(Benedictine) Church St Ignatius of Loyola
Jesuits settled in the city in 1627 and built a church between 1634 and 1641 modelled on Rome’s Church of Il Gesù. The monastery and school were also completed in 1667.

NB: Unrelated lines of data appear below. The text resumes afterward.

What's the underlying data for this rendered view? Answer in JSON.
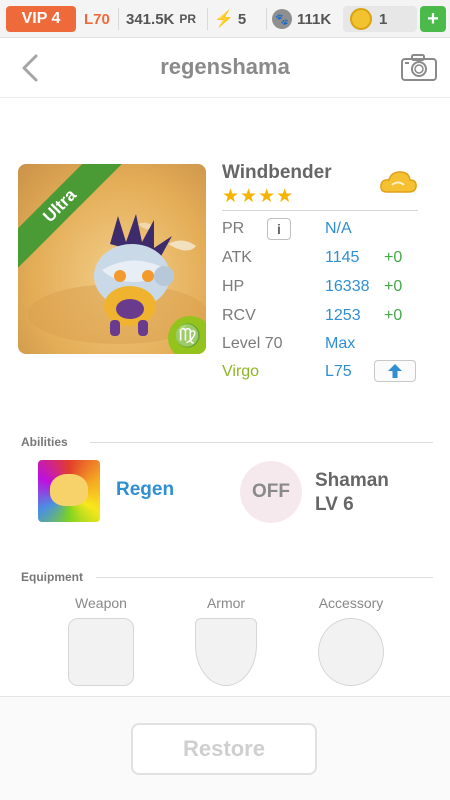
{
  "status_bar": {
    "vip": "VIP 4",
    "level": "L70",
    "pr_value": "341.5K",
    "pr_unit": "PR",
    "energy": "5",
    "paw_count": "111K",
    "coins": "1",
    "plus_label": "+"
  },
  "nav": {
    "title": "regenshama"
  },
  "pet": {
    "name": "Windbender",
    "stars": "★★★★",
    "rarity_badge": "Ultra",
    "zodiac_glyph": "♍",
    "stats": [
      {
        "label": "PR",
        "value": "N/A",
        "bonus": ""
      },
      {
        "label": "ATK",
        "value": "1145",
        "bonus": "+0"
      },
      {
        "label": "HP",
        "value": "16338",
        "bonus": "+0"
      },
      {
        "label": "RCV",
        "value": "1253",
        "bonus": "+0"
      },
      {
        "label": "Level 70",
        "value": "Max",
        "bonus": ""
      },
      {
        "label": "Virgo",
        "value": "L75",
        "bonus": ""
      }
    ],
    "info_icon_text": "i"
  },
  "abilities": {
    "section_label": "Abilities",
    "ability_name": "Regen",
    "off_label": "OFF",
    "passive_name": "Shaman",
    "passive_level": "LV 6"
  },
  "equipment": {
    "section_label": "Equipment",
    "slots": [
      "Weapon",
      "Armor",
      "Accessory"
    ]
  },
  "footer": {
    "restore_label": "Restore"
  },
  "colors": {
    "accent_orange": "#ef6a3a",
    "value_blue": "#2f8fd1",
    "bonus_green": "#44a748",
    "zodiac_green": "#8db624",
    "star_gold": "#f5b400"
  }
}
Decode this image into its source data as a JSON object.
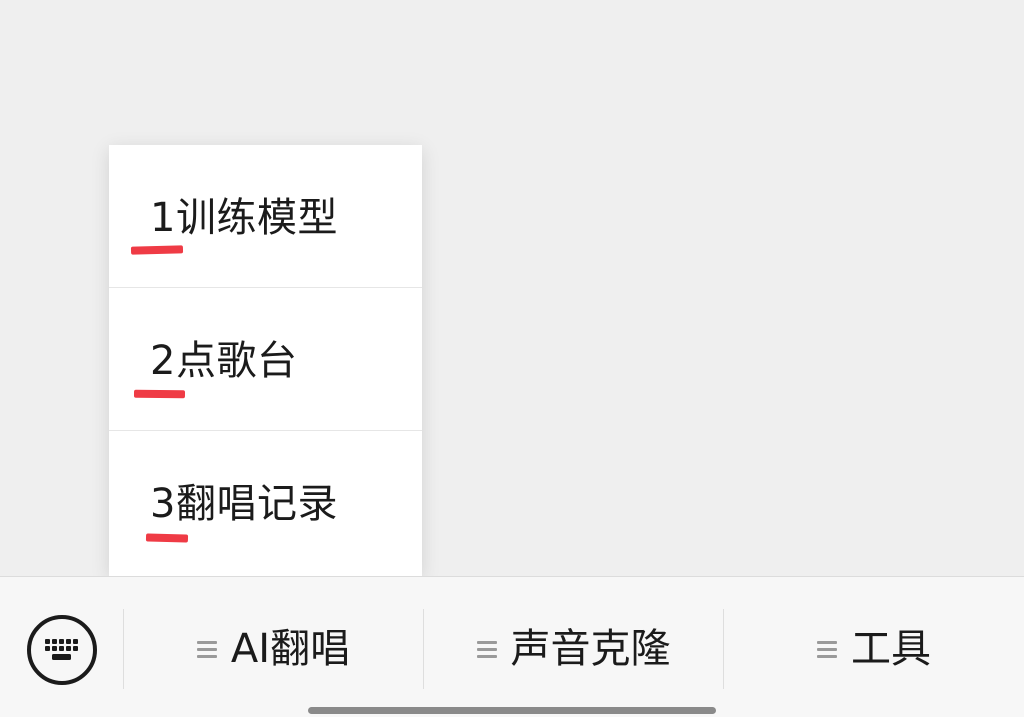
{
  "popup_menu": {
    "items": [
      {
        "label": "1训练模型"
      },
      {
        "label": "2点歌台"
      },
      {
        "label": "3翻唱记录"
      }
    ],
    "highlight_color": "#ef3b45"
  },
  "bottom_bar": {
    "keyboard_icon": "keyboard-icon",
    "menu_icon": "hamburger-menu-icon",
    "tabs": [
      {
        "label": "AI翻唱"
      },
      {
        "label": "声音克隆"
      },
      {
        "label": "工具"
      }
    ]
  }
}
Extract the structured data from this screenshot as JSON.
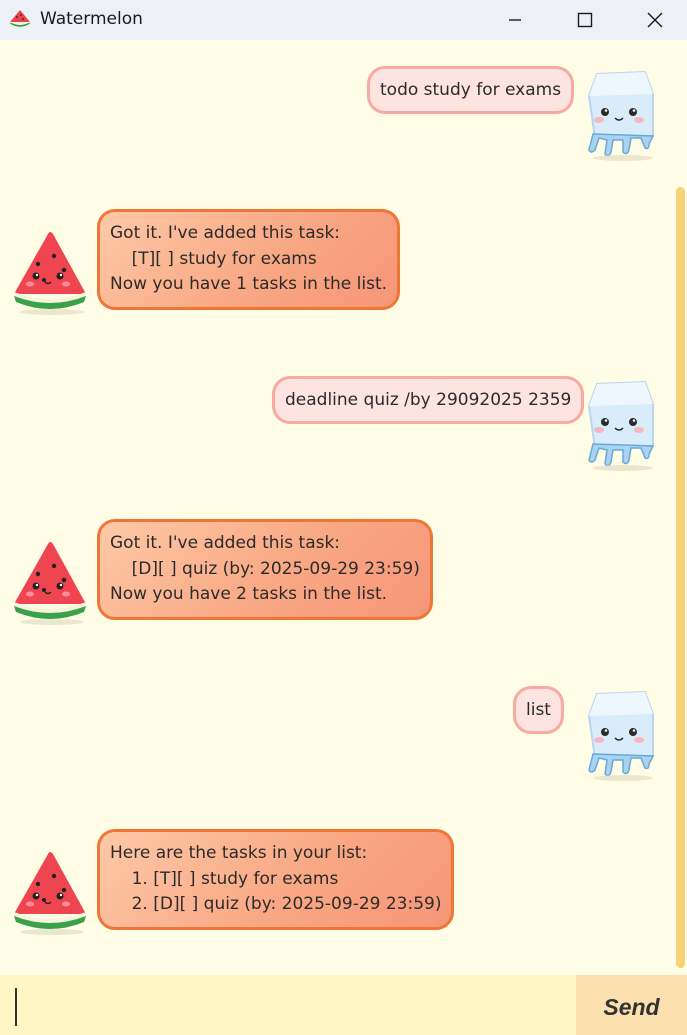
{
  "window": {
    "title": "Watermelon",
    "minimize_icon": "minimize-icon",
    "maximize_icon": "maximize-icon",
    "close_icon": "close-icon"
  },
  "messages": [
    {
      "sender": "user",
      "text": "todo study for exams",
      "avatar": "ice-cube-avatar"
    },
    {
      "sender": "bot",
      "text": "Got it. I've added this task:\n    [T][ ] study for exams\nNow you have 1 tasks in the list.",
      "avatar": "watermelon-avatar"
    },
    {
      "sender": "user",
      "text": "deadline quiz /by 29092025 2359",
      "avatar": "ice-cube-avatar"
    },
    {
      "sender": "bot",
      "text": "Got it. I've added this task:\n    [D][ ] quiz (by: 2025-09-29 23:59)\nNow you have 2 tasks in the list.",
      "avatar": "watermelon-avatar"
    },
    {
      "sender": "user",
      "text": "list",
      "avatar": "ice-cube-avatar"
    },
    {
      "sender": "bot",
      "text": "Here are the tasks in your list:\n    1. [T][ ] study for exams\n    2. [D][ ] quiz (by: 2025-09-29 23:59)",
      "avatar": "watermelon-avatar"
    }
  ],
  "input": {
    "value": "",
    "placeholder": ""
  },
  "send_label": "Send",
  "colors": {
    "background": "#fffde6",
    "user_bubble": "#fde4e1",
    "user_border": "#f6aaa3",
    "bot_bubble": "#f9a884",
    "bot_border": "#ee7637",
    "scrollbar": "#f8d277",
    "input_bg": "#fff8c6",
    "send_bg": "#fde0b0"
  }
}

The church’s interior is early Baroque in style. The high altarpiece depicting the transfiguration of St Ignatius as well as the ceiling frescoes of the sanctuary and nave (Ascension of the Spirit of St Ignatius and the Annunciation) were painted by prominent Viennese artist Paul Troger and two of his fellow artists. The beautiful Baroque pulpit was made in 1749 and the organ-case in 1755. There is an angel concert fresco above the organ. A shell pattern dominates the decoration of the richly carved pews and doors. There are three chapels on each side of the nave. Their furnishings are older than those of the main nave. The Way of the Cross Chapel which opens from the sanctuary features reliefs by Mária Pátzay created in 1980. The Benedictines used the building complex from 1802 after the dissolution of the Jesuit Order.